- Who We Serve
Over the past week, General Mills, one of the largest food companies in the US, made a controversial update to its website legal terms that purported to prevent its consumers from suing it (rather requiring them to submit disputes via "informal negotiation" or arbitration). After the NY Times published a series of articles about the change, General Mills pulled the new terms due to concerns and misunderstandings expressed by many consumers. The new website legal terms posted by General Mills supposedly were intended to apply to consumers downloading coupons, “joining its online communities,” participating in sweepstakes and other promotions, and interacting with General Mills in a variety of other ways online. General Mills employed a pop-up box on its home page, stating that use of the site would “require all disputes related to the purchase or use of any General Mills product or service to be resolved through binding arbitration.” [FYI - Companies like to require arbitration as a means for settling disputes as a means of preventing class action lawsuits]
Ignoring for now that the new terms people were concerned with were extremely broad and possibly unenforceable, it is interesting to look at how General Mills implements and tracks its website legal agreements.
All of these website legal terms appear to be referenced on other sites owned/operated by General Mills (Cheerios.com, BettyCrocker.com...etc). Sometimes they are employed as browsewrap agreements (go to Cheerios.com, scroll waaaay down to the bottom, and you'll see links that take you back to the website legal agreements referenced above on GeneralMills.com), sometimes they are employed as clickwrap agreements (which you can see if you try to sign up for a newsletter, download a coupon...etc). None of the clickwraps employ all of the best practices for clickwrap agreements that PactSafe recommends. For example, this clickwrap agreement does not present the applicable website legal terms on the page, but rather awkwardly provides links to them in non-conspicuous text below the form. Not ideal.
One also wonders how all of this is tracked among all of these sites. Linking all of the website legal agreement references back to one site is a good idea in terms of managing modifications and the content of the website legal agreements. But with implementations and placements of all these website legal agreements differing from site to site, form to form, enforcement may vary from site to site, form to form. I didn't check every General Mills site, but if there are other website legal agreements NOT tied back to GeneralMills.com - how are all of those managed and tracked?
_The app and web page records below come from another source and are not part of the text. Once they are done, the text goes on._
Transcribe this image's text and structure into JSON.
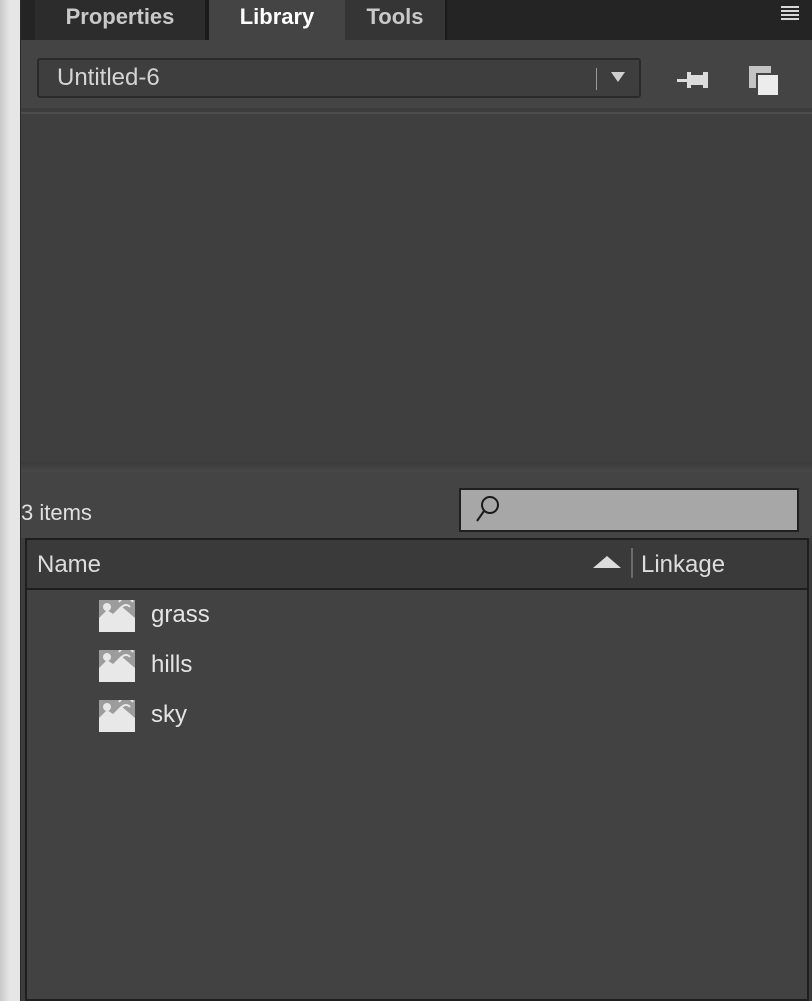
{
  "tabs": [
    {
      "label": "Properties",
      "active": false
    },
    {
      "label": "Library",
      "active": true
    },
    {
      "label": "Tools",
      "active": false
    }
  ],
  "panel_menu_icon": "hamburger-menu-icon",
  "document_select": {
    "value": "Untitled-6"
  },
  "icons": {
    "pin": "pin-icon",
    "new_library_panel": "new-library-panel-icon",
    "search": "search-icon",
    "item": "movie-clip-symbol-icon"
  },
  "items_count": "3 items",
  "search": {
    "value": "",
    "placeholder": ""
  },
  "list": {
    "columns": [
      {
        "label": "Name"
      },
      {
        "label": "Linkage"
      }
    ],
    "sort": "ascending",
    "items": [
      {
        "name": "grass"
      },
      {
        "name": "hills"
      },
      {
        "name": "sky"
      }
    ]
  },
  "colors": {
    "panel_bg": "#3c3c3c",
    "tab_active_bg": "#444444",
    "search_bg": "#a7a7a7",
    "text": "#e0e0e0"
  }
}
How is acceptance of those website legal agreements tracked and linked back to various versions of those website legal agreements [Note - I don't see any dates on the Legal Terms or any references to prior versions].
Lots of questions about this crazy web of website legal agreements on the General Mills sites.